9. Castle Clinton Was An Aquarium From 1896 to 1941
In 1896, Castle Garden became the New York City Aquarium, housing 150 specimens including exotic fish and a Beluga whale, under the auspice of the New York Zoological Society. It was popular from the very first day, with over 30,000 visitors on opening day. It remained the city’s most popular attraction until 1941, when the Park Commissioner, Robert Moses, fought to tear the historic structure down in order to build a crossing from the Battery to Brooklyn.
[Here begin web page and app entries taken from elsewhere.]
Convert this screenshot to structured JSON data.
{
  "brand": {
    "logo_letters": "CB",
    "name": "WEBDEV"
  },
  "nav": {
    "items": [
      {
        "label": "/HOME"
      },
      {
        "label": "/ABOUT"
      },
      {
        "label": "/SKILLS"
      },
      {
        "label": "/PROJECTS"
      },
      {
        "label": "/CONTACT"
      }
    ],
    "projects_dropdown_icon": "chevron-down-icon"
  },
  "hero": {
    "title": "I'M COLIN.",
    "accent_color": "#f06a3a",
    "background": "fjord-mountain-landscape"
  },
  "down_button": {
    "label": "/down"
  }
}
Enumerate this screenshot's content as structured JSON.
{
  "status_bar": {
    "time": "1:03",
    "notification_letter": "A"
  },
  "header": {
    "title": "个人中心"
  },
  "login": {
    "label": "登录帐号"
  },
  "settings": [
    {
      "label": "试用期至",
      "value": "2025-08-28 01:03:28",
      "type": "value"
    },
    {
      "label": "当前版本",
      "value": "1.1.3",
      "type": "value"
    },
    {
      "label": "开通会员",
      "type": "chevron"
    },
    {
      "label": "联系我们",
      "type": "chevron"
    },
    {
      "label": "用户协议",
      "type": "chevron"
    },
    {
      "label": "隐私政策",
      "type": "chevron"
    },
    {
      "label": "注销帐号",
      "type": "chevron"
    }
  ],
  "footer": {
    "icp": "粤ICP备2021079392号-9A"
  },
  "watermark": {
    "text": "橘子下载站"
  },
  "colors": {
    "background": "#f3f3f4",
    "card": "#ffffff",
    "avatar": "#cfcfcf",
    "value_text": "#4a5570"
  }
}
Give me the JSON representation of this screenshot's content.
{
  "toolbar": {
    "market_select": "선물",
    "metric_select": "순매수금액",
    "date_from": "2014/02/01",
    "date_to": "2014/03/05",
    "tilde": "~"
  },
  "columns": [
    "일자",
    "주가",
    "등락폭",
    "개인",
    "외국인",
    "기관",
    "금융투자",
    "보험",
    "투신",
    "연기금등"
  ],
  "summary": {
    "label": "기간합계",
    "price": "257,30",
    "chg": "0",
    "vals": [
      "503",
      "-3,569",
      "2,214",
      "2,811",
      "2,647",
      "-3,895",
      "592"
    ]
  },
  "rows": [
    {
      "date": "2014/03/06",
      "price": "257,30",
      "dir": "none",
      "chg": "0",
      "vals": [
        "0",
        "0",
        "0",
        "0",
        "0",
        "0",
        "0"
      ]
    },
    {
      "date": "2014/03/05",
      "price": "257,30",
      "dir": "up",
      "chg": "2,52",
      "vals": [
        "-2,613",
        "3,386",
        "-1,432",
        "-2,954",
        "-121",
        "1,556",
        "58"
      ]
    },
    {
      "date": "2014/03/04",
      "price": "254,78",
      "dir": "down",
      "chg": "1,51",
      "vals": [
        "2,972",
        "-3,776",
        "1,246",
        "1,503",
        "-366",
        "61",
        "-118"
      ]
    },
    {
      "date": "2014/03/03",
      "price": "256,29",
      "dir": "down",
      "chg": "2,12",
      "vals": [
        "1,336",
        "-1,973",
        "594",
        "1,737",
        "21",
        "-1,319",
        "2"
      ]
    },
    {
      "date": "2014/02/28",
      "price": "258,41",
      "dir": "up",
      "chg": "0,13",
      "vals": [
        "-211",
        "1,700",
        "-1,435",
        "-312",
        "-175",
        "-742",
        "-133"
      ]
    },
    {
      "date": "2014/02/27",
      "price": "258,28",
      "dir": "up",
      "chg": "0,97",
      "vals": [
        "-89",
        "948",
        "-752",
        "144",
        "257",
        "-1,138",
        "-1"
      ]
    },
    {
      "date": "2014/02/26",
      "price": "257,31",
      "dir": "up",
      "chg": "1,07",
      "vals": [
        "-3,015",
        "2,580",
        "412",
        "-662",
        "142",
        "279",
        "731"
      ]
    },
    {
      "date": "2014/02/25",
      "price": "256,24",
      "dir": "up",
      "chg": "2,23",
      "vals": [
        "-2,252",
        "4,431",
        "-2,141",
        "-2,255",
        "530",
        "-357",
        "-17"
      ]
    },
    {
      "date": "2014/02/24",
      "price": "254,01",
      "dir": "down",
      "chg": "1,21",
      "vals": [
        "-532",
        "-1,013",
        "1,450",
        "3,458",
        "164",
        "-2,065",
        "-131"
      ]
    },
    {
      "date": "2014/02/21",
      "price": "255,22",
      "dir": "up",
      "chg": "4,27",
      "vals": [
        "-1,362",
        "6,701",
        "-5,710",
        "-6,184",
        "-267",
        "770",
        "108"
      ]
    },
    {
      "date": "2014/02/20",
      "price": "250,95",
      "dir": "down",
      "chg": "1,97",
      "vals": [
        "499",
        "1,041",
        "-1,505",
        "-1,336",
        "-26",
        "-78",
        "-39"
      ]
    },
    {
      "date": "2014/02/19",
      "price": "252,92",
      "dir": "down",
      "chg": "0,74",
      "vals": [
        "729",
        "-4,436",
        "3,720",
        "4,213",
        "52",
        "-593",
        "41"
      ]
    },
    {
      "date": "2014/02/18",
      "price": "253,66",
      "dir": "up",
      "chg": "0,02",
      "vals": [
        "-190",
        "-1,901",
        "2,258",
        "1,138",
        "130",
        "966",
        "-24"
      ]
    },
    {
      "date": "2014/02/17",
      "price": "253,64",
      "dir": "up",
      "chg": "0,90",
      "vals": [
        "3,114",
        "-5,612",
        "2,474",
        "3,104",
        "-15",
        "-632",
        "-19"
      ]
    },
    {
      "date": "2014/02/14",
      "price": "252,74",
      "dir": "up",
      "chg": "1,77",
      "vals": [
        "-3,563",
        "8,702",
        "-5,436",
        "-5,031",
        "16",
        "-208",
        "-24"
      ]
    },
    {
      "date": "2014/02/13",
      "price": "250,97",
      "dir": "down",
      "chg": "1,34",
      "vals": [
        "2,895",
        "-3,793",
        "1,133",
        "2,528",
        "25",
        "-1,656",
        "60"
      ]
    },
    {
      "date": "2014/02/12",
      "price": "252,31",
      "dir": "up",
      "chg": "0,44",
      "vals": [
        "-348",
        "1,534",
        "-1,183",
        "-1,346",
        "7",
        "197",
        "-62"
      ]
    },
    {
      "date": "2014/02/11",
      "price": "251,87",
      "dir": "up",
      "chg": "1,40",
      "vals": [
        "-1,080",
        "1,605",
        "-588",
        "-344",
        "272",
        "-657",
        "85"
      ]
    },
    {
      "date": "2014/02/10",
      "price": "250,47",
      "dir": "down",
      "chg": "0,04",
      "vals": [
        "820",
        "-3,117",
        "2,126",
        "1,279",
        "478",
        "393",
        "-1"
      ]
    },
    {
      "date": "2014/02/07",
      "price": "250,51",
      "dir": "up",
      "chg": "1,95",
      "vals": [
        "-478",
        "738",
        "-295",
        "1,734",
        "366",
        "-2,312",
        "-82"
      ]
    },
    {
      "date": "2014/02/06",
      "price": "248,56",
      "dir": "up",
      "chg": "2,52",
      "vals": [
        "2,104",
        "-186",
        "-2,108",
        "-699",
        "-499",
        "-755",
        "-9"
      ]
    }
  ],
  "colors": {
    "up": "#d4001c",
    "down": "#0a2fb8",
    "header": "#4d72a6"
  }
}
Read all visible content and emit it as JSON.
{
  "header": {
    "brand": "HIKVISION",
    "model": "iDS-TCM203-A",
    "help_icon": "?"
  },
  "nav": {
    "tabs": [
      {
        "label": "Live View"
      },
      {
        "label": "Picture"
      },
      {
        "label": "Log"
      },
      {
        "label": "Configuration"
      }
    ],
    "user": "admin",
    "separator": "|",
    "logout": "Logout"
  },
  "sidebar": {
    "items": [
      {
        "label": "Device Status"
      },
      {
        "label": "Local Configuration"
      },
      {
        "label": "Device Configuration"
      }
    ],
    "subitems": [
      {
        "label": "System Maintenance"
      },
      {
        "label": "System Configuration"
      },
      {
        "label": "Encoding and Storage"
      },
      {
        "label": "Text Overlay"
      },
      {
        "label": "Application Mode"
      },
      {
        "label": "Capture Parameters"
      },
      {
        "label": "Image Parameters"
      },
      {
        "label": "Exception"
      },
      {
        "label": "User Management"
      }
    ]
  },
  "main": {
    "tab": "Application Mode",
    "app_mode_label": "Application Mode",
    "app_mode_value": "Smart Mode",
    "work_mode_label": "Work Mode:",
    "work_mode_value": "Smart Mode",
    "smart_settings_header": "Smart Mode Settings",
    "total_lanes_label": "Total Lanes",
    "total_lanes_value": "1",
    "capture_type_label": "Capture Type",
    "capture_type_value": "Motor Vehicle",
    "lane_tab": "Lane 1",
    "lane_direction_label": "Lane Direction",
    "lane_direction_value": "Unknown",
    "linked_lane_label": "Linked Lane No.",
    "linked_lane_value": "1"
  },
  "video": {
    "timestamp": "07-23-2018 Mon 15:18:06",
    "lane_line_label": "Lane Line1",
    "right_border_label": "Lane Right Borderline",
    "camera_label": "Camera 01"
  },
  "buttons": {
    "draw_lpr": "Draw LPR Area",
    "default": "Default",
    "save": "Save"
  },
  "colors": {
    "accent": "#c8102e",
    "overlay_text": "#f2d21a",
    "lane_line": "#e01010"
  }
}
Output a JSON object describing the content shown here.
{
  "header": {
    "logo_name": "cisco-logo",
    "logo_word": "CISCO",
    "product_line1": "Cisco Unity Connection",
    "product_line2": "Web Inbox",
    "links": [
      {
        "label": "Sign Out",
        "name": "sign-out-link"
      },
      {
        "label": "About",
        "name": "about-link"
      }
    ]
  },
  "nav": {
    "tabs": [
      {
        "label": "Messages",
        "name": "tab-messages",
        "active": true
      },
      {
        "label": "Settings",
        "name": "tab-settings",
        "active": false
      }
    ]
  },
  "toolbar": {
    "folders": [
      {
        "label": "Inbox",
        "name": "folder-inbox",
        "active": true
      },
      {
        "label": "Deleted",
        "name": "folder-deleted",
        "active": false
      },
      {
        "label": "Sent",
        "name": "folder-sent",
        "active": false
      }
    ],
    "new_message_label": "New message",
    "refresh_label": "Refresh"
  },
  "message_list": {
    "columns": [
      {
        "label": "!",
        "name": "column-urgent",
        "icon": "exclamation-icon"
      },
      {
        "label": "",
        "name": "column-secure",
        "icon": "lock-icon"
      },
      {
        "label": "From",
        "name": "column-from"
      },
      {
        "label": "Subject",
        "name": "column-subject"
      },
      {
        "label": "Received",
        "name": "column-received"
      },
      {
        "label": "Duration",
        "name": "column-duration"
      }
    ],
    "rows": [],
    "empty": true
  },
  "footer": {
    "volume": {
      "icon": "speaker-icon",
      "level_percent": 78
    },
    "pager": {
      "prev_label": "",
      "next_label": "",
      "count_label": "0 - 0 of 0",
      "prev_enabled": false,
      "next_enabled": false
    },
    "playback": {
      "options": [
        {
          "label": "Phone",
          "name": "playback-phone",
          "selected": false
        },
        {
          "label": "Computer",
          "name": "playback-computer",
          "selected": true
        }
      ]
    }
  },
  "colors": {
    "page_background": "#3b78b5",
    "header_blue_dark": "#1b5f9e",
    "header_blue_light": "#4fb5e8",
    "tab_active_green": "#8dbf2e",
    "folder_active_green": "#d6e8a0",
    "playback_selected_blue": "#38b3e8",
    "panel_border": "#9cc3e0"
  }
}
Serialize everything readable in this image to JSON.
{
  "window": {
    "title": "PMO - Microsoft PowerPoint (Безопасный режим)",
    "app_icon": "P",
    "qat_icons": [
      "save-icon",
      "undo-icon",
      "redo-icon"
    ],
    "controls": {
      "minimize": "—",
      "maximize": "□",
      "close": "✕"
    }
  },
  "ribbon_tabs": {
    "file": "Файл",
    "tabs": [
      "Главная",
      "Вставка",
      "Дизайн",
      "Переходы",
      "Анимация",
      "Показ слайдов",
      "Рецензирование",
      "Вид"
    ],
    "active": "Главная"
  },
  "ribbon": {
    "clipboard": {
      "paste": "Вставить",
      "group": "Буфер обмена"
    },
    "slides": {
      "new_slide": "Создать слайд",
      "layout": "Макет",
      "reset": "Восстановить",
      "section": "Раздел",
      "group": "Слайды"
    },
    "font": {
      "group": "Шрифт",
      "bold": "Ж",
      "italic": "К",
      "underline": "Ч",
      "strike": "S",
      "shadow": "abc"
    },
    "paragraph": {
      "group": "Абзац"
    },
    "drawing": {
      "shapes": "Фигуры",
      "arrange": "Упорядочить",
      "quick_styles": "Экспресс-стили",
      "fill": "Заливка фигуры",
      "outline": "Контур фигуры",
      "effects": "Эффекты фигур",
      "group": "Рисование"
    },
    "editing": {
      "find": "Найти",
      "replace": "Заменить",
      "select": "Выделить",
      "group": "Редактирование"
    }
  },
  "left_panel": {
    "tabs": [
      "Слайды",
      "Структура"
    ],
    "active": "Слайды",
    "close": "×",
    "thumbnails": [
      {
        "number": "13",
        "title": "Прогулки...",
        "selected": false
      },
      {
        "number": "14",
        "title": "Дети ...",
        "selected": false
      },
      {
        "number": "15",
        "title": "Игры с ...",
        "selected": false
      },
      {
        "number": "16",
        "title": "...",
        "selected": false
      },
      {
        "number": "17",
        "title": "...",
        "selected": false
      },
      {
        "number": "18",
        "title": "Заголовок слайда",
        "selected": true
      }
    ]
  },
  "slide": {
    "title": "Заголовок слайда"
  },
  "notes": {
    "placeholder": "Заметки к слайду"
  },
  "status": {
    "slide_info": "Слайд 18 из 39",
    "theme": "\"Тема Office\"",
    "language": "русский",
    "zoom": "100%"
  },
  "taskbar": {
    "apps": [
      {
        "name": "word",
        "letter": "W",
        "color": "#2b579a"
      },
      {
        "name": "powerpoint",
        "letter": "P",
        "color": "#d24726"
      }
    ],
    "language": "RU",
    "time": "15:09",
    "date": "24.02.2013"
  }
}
Preservationists mobilized and the structure was designated a National Monument in 1946. You can catch a glimpse of Castle Garden in its aquarium days in this video, the oldest surviving footage of NYC landmarks.
The popular Aquarium reopened in Coney Island, leaving Castle Garden to undergo a major rehabilitation in the 1970s. Today it is administered by the National Park Service, and is used as a departure point for tourists sailing to Ellis Island and the Statue of Liberty, with a small exhibit inside.